“For at one time you were darkness, but now you are light in the Lord. Walk as children of light”” (Ephesians 5:8 ESV).
When I read this verse quickly I tend to mentally insert or change some words. I want it to say, “For at one time you were in darkness,” and I want it to say “but now you are in the light of the Lord.” Well, it’s not that I want it to say that, so much as my mind expects those words.
Has that ever happened to you? You are so used to hearing certain groups of words, that when they change slightly your brain tricks you into hearing the original and most frequently used group of words. The principle is used in all kinds of brain teasers. If asked a series of simple Bible questions in rapid sequence, followed by the question, “How many of each animal did Moses bring in the ark?”, it is surprising how many people respond with “two” instead of noticing that it was Noah, and not Moses, who brought the animals on the ark! But I digress.

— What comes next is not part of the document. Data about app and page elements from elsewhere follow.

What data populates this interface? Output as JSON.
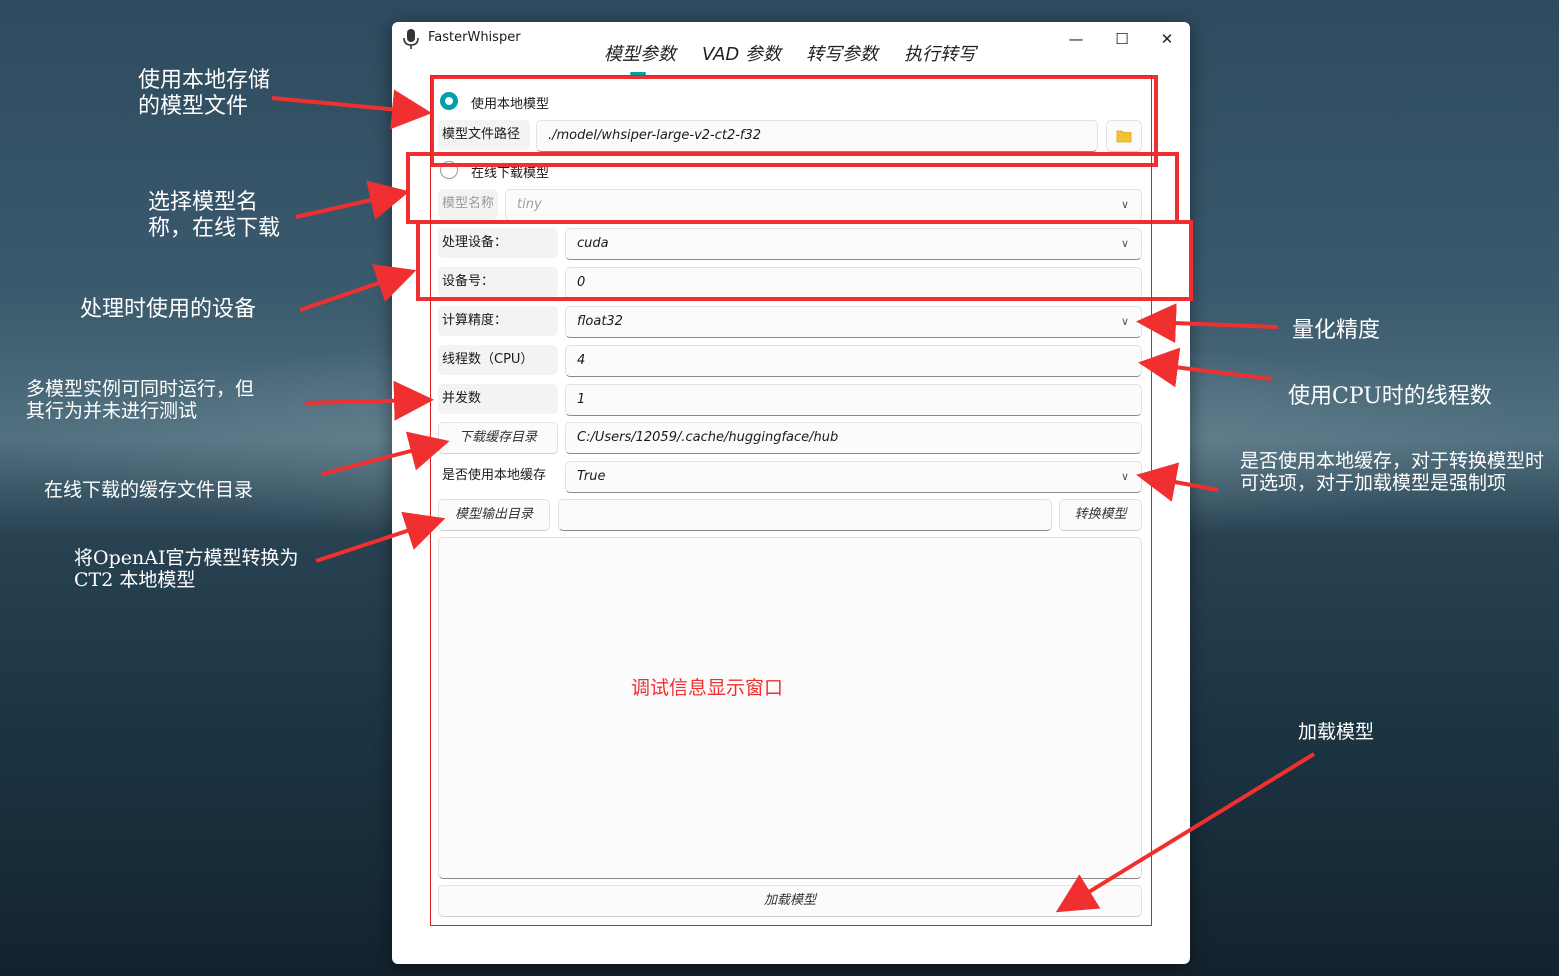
{
  "window": {
    "title": "FasterWhisper",
    "controls": {
      "minimize": "—",
      "maximize": "☐",
      "close": "✕"
    }
  },
  "tabs": [
    {
      "label": "模型参数",
      "active": true
    },
    {
      "label": "VAD 参数"
    },
    {
      "label": "转写参数"
    },
    {
      "label": "执行转写"
    }
  ],
  "model": {
    "local_radio_label": "使用本地模型",
    "local_path_label": "模型文件路径",
    "local_path_value": "./model/whsiper-large-v2-ct2-f32",
    "online_radio_label": "在线下载模型",
    "model_name_label": "模型名称",
    "model_name_value": "tiny"
  },
  "device": {
    "device_label": "处理设备：",
    "device_value": "cuda",
    "device_index_label": "设备号：",
    "device_index_value": "0"
  },
  "compute": {
    "precision_label": "计算精度：",
    "precision_value": "float32",
    "threads_label": "线程数（CPU）",
    "threads_value": "4",
    "workers_label": "并发数",
    "workers_value": "1",
    "cache_dir_button": "下载缓存目录",
    "cache_dir_value": "C:/Users/12059/.cache/huggingface/hub",
    "use_local_cache_label": "是否使用本地缓存",
    "use_local_cache_value": "True",
    "output_dir_button": "模型输出目录",
    "output_dir_value": "",
    "convert_button": "转换模型",
    "load_button": "加载模型"
  },
  "annotations": {
    "local_model": "使用本地存储的模型文件",
    "online_model": "选择模型名称，在线下载",
    "device": "处理时使用的设备",
    "precision": "量化精度",
    "threads": "使用CPU时的线程数",
    "workers": "多模型实例可同时运行，但其行为并未进行测试",
    "cache_dir": "在线下载的缓存文件目录",
    "local_cache": "是否使用本地缓存，对于转换模型时可选项，对于加载模型是强制项",
    "convert": "将OpenAI官方模型转换为CT2 本地模型",
    "debug_window": "调试信息显示窗口",
    "load": "加载模型"
  },
  "colors": {
    "accent": "#009faa",
    "annotation_red": "#f03030"
  }
}
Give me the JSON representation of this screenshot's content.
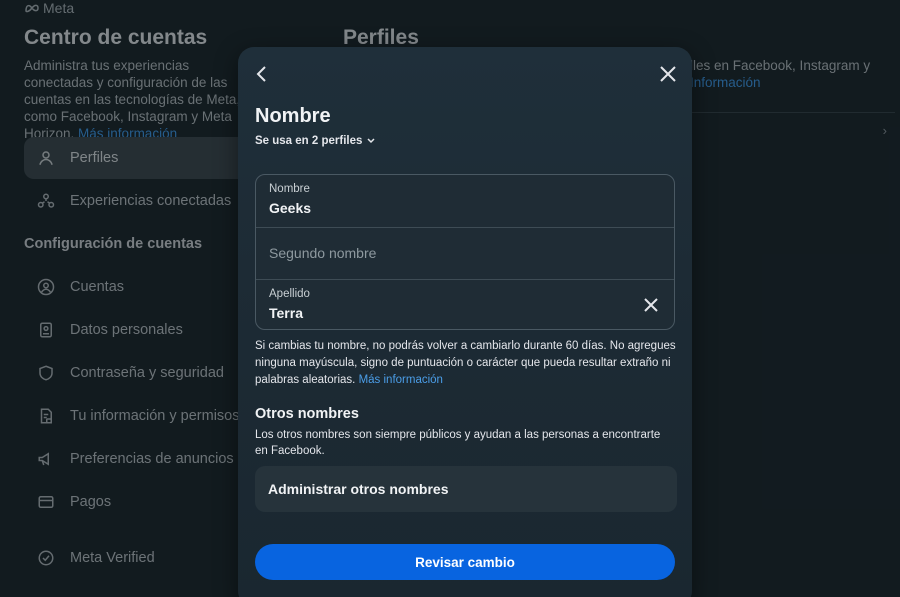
{
  "brand": {
    "name": "Meta"
  },
  "sidebar": {
    "title": "Centro de cuentas",
    "description": "Administra tus experiencias conectadas y configuración de las cuentas en las tecnologías de Meta, como Facebook, Instagram y Meta Horizon.",
    "description_link": "Más información",
    "primary_items": [
      {
        "label": "Perfiles",
        "icon": "person-icon",
        "active": true
      },
      {
        "label": "Experiencias conectadas",
        "icon": "connected-icon",
        "active": false
      }
    ],
    "section_heading": "Configuración de cuentas",
    "settings_items": [
      {
        "label": "Cuentas",
        "icon": "account-circle-icon"
      },
      {
        "label": "Datos personales",
        "icon": "id-card-icon"
      },
      {
        "label": "Contraseña y seguridad",
        "icon": "shield-icon"
      },
      {
        "label": "Tu información y permisos",
        "icon": "document-lock-icon"
      },
      {
        "label": "Preferencias de anuncios",
        "icon": "megaphone-icon"
      },
      {
        "label": "Pagos",
        "icon": "credit-card-icon"
      },
      {
        "label": "Meta Verified",
        "icon": "verified-badge-icon"
      }
    ]
  },
  "main": {
    "title": "Perfiles",
    "description": "lles en Facebook, Instagram y",
    "description_link": "Información"
  },
  "modal": {
    "title": "Nombre",
    "usage_label": "Se usa en 2 perfiles",
    "fields": {
      "first_name": {
        "label": "Nombre",
        "value": "Geeks"
      },
      "middle_name": {
        "placeholder": "Segundo nombre",
        "value": ""
      },
      "last_name": {
        "label": "Apellido",
        "value": "Terra"
      }
    },
    "notice": "Si cambias tu nombre, no podrás volver a cambiarlo durante 60 días. No agregues ninguna mayúscula, signo de puntuación o carácter que pueda resultar extraño ni palabras aleatorias.",
    "notice_link": "Más información",
    "other_names": {
      "heading": "Otros nombres",
      "description": "Los otros nombres son siempre públicos y ayudan a las personas a encontrarte en Facebook.",
      "manage_label": "Administrar otros nombres"
    },
    "review_button": "Revisar cambio"
  },
  "colors": {
    "primary_button": "#0864e0",
    "link": "#4b9ee8",
    "modal_bg": "#1f2f3a",
    "page_bg": "#1c2a31"
  }
}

Our verse doesn’t say that we were in darkness, but rather that we were darkness. I have no trouble understanding what it means to be in darkness. In a cave a couple hundred feet below the surface, I experienced complete darkness. In pitch darkness, one gets disoriented, especially if there are no walls or railings to maintain our bearings; one might even lose their sense of balance. In prolonged pitch darkness, fear often sets in. These statements are true whether we are referring to physical or spiritual darkness.

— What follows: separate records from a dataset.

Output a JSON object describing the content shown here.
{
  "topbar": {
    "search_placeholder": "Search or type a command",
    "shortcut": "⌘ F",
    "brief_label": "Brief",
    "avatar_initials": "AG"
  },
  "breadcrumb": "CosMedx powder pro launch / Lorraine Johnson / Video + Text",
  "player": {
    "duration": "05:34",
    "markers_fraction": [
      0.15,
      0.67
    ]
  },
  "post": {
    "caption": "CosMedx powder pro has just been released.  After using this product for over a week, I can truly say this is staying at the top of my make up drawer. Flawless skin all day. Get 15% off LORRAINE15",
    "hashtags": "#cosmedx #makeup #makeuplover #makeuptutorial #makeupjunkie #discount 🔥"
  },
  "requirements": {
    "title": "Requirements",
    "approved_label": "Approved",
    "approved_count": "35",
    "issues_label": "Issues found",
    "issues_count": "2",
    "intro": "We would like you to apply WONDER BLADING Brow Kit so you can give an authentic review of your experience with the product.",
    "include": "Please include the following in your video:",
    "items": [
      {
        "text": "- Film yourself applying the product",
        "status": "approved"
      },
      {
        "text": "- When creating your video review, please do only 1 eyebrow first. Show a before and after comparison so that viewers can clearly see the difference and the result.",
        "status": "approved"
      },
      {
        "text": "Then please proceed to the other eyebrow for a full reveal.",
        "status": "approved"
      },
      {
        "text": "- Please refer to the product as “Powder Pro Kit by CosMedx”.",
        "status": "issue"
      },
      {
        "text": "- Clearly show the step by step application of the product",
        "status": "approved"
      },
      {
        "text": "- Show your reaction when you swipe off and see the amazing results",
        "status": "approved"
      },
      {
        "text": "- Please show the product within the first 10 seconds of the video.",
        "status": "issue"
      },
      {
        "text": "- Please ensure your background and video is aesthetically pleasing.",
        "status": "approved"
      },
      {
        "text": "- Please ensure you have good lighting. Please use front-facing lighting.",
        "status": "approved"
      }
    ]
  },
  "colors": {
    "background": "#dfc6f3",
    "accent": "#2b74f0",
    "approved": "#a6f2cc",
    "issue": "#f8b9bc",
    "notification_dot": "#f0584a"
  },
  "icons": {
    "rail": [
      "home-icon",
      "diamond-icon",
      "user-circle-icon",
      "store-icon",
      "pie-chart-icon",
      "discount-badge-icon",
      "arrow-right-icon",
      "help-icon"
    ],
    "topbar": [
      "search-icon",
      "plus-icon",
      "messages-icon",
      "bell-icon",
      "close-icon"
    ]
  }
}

But what does it mean to be darkness? As I pondered this question I drew a comparison with loneliness. One can be alone and feel lonely or be in the midst of a crowd and be lonely. Being alone and lonely is like being in darkness, it is disorienting and a little scary. Being with others and being lonely, on the other hand, is like being darkness; you are similarly disoriented, but your loneliness also affects those around you. You are contagious!
But thanks be to God, now we are light!
Just as darkness can be contagious, light can be as well. When God tells us that we are light, we must ask, “Why am I light?” Jesus made it pretty clear, “You are the light of the world. A city set on a hill cannot be hidden” (Matthew 5:14 ESV). We could have been surrounded by light, filled with light, even saturated in light, but we were made to be light so that we could help the lost of this world find their way to Jesus. We are a beacon in the night to keep them from crashing on the rocks.
The last part of Ephesians 5:8 entreats us to “walk as children of light.” As children of light, we will attract attention; but we have to decide the kind of attention we receive. Colossians 1:10 says, “…walk in a manner worthy of the Lord, fully pleasing to him: bearing fruit in every good work” (ESV).
May we live our lives in such a way that the world is pointed to Jesus by our light, and not pushed away from Him.
Blessings on your weekend!